**WORK REQUEST**
The pictures do not go in the copy. Reproduce the rest of the entries exactly.

**INFORMATION SHOWN**
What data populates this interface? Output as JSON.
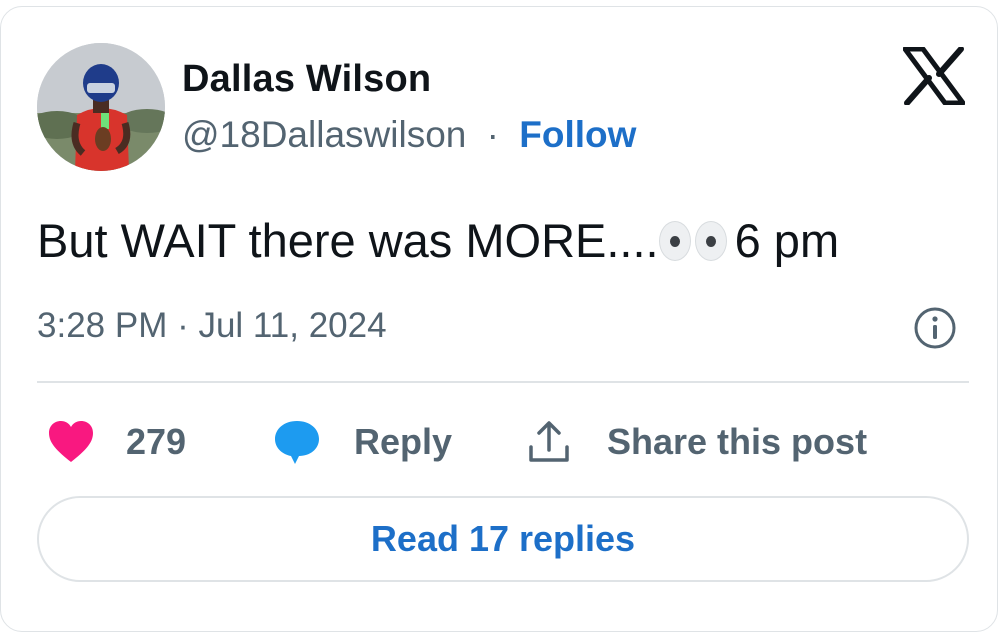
{
  "author": {
    "name": "Dallas Wilson",
    "handle": "@18Dallaswilson",
    "separator": "·",
    "follow_label": "Follow"
  },
  "tweet": {
    "text_before": "But WAIT there was MORE....",
    "emoji": "eyes",
    "text_after": "6 pm",
    "timestamp": "3:28 PM · Jul 11, 2024"
  },
  "actions": {
    "like_count": "279",
    "reply_label": "Reply",
    "share_label": "Share this post"
  },
  "read_replies_label": "Read 17 replies",
  "colors": {
    "link_blue": "#1d6fc8",
    "heart_pink": "#f91880",
    "reply_blue": "#1d9bf0",
    "muted_text": "#536471",
    "text": "#0f1419",
    "border": "#dfe3e6"
  },
  "icons": [
    "x-logo-icon",
    "info-icon",
    "heart-icon",
    "reply-bubble-icon",
    "share-icon"
  ]
}
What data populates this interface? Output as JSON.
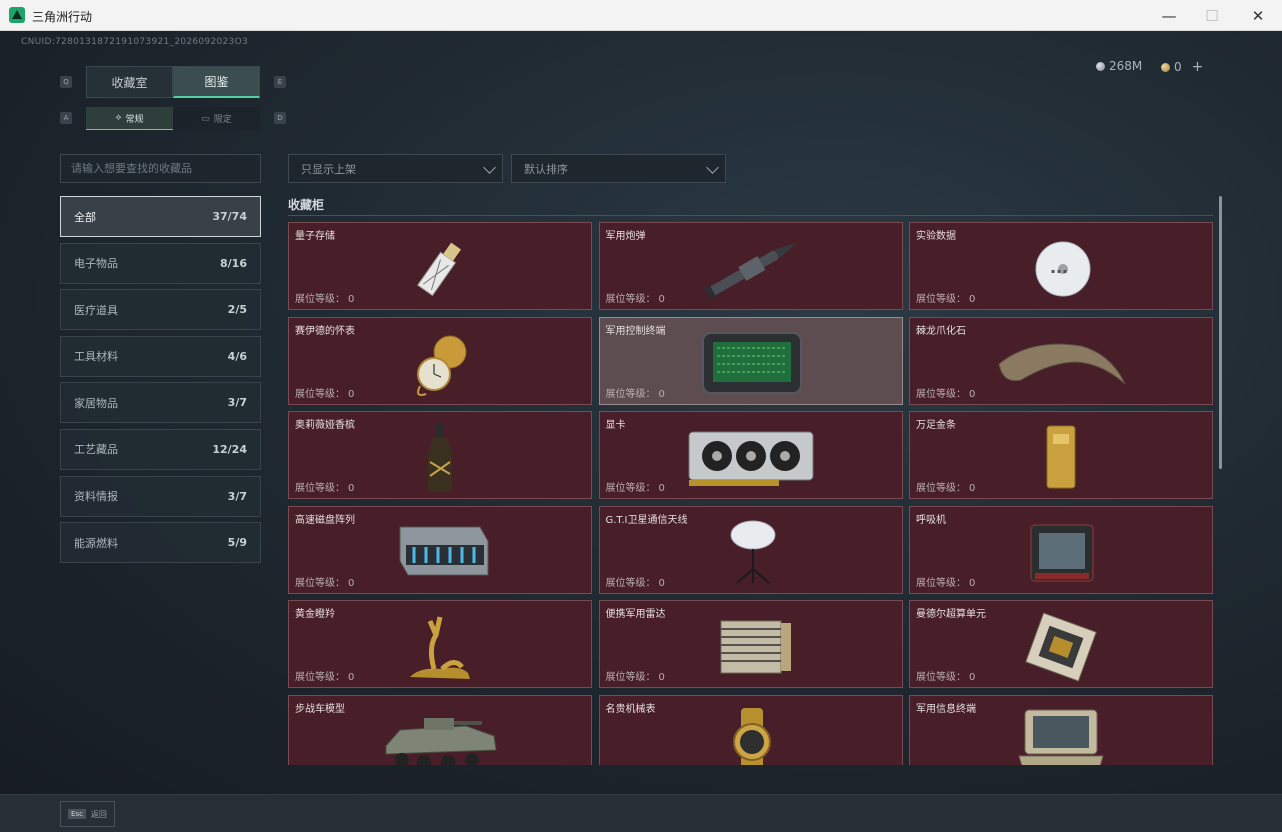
{
  "window": {
    "title": "三角洲行动",
    "minimize": "—",
    "maximize": "☐",
    "close": "✕"
  },
  "uid": "CNUID:7280131872191073921_2026092023O3",
  "currency": {
    "silver": "268M",
    "gold": "0",
    "add": "+"
  },
  "key_hints": {
    "q": "Q",
    "e": "E",
    "a": "A",
    "d": "D"
  },
  "tabs": [
    {
      "label": "收藏室"
    },
    {
      "label": "图鉴"
    }
  ],
  "subtabs": [
    {
      "label": "常规"
    },
    {
      "label": "限定"
    }
  ],
  "search": {
    "placeholder": "请输入想要查找的收藏品"
  },
  "filters": {
    "shelf": "只显示上架",
    "sort": "默认排序"
  },
  "categories": [
    {
      "label": "全部",
      "count": "37/74"
    },
    {
      "label": "电子物品",
      "count": "8/16"
    },
    {
      "label": "医疗道具",
      "count": "2/5"
    },
    {
      "label": "工具材料",
      "count": "4/6"
    },
    {
      "label": "家居物品",
      "count": "3/7"
    },
    {
      "label": "工艺藏品",
      "count": "12/24"
    },
    {
      "label": "资料情报",
      "count": "3/7"
    },
    {
      "label": "能源燃料",
      "count": "5/9"
    }
  ],
  "section_title": "收藏柜",
  "level_label": "展位等级：",
  "items": [
    {
      "name": "量子存储",
      "level": "0",
      "icon": "usb-drive-icon"
    },
    {
      "name": "军用炮弹",
      "level": "0",
      "icon": "shell-icon"
    },
    {
      "name": "实验数据",
      "level": "0",
      "icon": "disc-icon"
    },
    {
      "name": "赛伊德的怀表",
      "level": "0",
      "icon": "pocket-watch-icon"
    },
    {
      "name": "军用控制终端",
      "level": "0",
      "icon": "control-terminal-icon"
    },
    {
      "name": "棘龙爪化石",
      "level": "0",
      "icon": "claw-fossil-icon"
    },
    {
      "name": "奥莉薇娅香槟",
      "level": "0",
      "icon": "champagne-icon"
    },
    {
      "name": "显卡",
      "level": "0",
      "icon": "graphics-card-icon"
    },
    {
      "name": "万足金条",
      "level": "0",
      "icon": "gold-bar-icon"
    },
    {
      "name": "高速磁盘阵列",
      "level": "0",
      "icon": "disk-array-icon"
    },
    {
      "name": "G.T.I卫星通信天线",
      "level": "0",
      "icon": "satellite-dish-icon"
    },
    {
      "name": "呼吸机",
      "level": "0",
      "icon": "ventilator-icon"
    },
    {
      "name": "黄金瞪羚",
      "level": "0",
      "icon": "gold-gazelle-icon"
    },
    {
      "name": "便携军用雷达",
      "level": "0",
      "icon": "radar-icon"
    },
    {
      "name": "曼德尔超算单元",
      "level": "0",
      "icon": "cpu-icon"
    },
    {
      "name": "步战车模型",
      "level": "",
      "icon": "ifv-model-icon"
    },
    {
      "name": "名贵机械表",
      "level": "",
      "icon": "watch-icon"
    },
    {
      "name": "军用信息终端",
      "level": "",
      "icon": "info-terminal-icon"
    }
  ],
  "bottom": {
    "esc_key": "Esc",
    "back_label": "返回"
  }
}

**ANSWER SPACE**
What data populates this interface? Output as JSON.
{
  "author": {
    "name": "Dallas Wilson",
    "handle": "@18Dallaswilson",
    "separator": "·",
    "follow_label": "Follow"
  },
  "tweet": {
    "text_before": "But WAIT there was MORE....",
    "emoji": "eyes",
    "text_after": "6 pm",
    "timestamp": "3:28 PM · Jul 11, 2024"
  },
  "actions": {
    "like_count": "279",
    "reply_label": "Reply",
    "share_label": "Share this post"
  },
  "read_replies_label": "Read 17 replies",
  "colors": {
    "link_blue": "#1d6fc8",
    "heart_pink": "#f91880",
    "reply_blue": "#1d9bf0",
    "muted_text": "#536471",
    "text": "#0f1419",
    "border": "#dfe3e6"
  },
  "icons": [
    "x-logo-icon",
    "info-icon",
    "heart-icon",
    "reply-bubble-icon",
    "share-icon"
  ]
}
What data populates this interface? Output as JSON.
{
  "window": {
    "title": "三角洲行动",
    "minimize": "—",
    "maximize": "☐",
    "close": "✕"
  },
  "uid": "CNUID:7280131872191073921_2026092023O3",
  "currency": {
    "silver": "268M",
    "gold": "0",
    "add": "+"
  },
  "key_hints": {
    "q": "Q",
    "e": "E",
    "a": "A",
    "d": "D"
  },
  "tabs": [
    {
      "label": "收藏室"
    },
    {
      "label": "图鉴"
    }
  ],
  "subtabs": [
    {
      "label": "常规"
    },
    {
      "label": "限定"
    }
  ],
  "search": {
    "placeholder": "请输入想要查找的收藏品"
  },
  "filters": {
    "shelf": "只显示上架",
    "sort": "默认排序"
  },
  "categories": [
    {
      "label": "全部",
      "count": "37/74"
    },
    {
      "label": "电子物品",
      "count": "8/16"
    },
    {
      "label": "医疗道具",
      "count": "2/5"
    },
    {
      "label": "工具材料",
      "count": "4/6"
    },
    {
      "label": "家居物品",
      "count": "3/7"
    },
    {
      "label": "工艺藏品",
      "count": "12/24"
    },
    {
      "label": "资料情报",
      "count": "3/7"
    },
    {
      "label": "能源燃料",
      "count": "5/9"
    }
  ],
  "section_title": "收藏柜",
  "level_label": "展位等级：",
  "items": [
    {
      "name": "量子存储",
      "level": "0",
      "icon": "usb-drive-icon"
    },
    {
      "name": "军用炮弹",
      "level": "0",
      "icon": "shell-icon"
    },
    {
      "name": "实验数据",
      "level": "0",
      "icon": "disc-icon"
    },
    {
      "name": "赛伊德的怀表",
      "level": "0",
      "icon": "pocket-watch-icon"
    },
    {
      "name": "军用控制终端",
      "level": "0",
      "icon": "control-terminal-icon"
    },
    {
      "name": "棘龙爪化石",
      "level": "0",
      "icon": "claw-fossil-icon"
    },
    {
      "name": "奥莉薇娅香槟",
      "level": "0",
      "icon": "champagne-icon"
    },
    {
      "name": "显卡",
      "level": "0",
      "icon": "graphics-card-icon"
    },
    {
      "name": "万足金条",
      "level": "0",
      "icon": "gold-bar-icon"
    },
    {
      "name": "高速磁盘阵列",
      "level": "0",
      "icon": "disk-array-icon"
    },
    {
      "name": "G.T.I卫星通信天线",
      "level": "0",
      "icon": "satellite-dish-icon"
    },
    {
      "name": "呼吸机",
      "level": "0",
      "icon": "ventilator-icon"
    },
    {
      "name": "黄金瞪羚",
      "level": "0",
      "icon": "gold-gazelle-icon"
    },
    {
      "name": "便携军用雷达",
      "level": "0",
      "icon": "radar-icon"
    },
    {
      "name": "曼德尔超算单元",
      "level": "0",
      "icon": "cpu-icon"
    },
    {
      "name": "步战车模型",
      "level": "",
      "icon": "ifv-model-icon"
    },
    {
      "name": "名贵机械表",
      "level": "",
      "icon": "watch-icon"
    },
    {
      "name": "军用信息终端",
      "level": "",
      "icon": "info-terminal-icon"
    }
  ],
  "bottom": {
    "esc_key": "Esc",
    "back_label": "返回"
  }
}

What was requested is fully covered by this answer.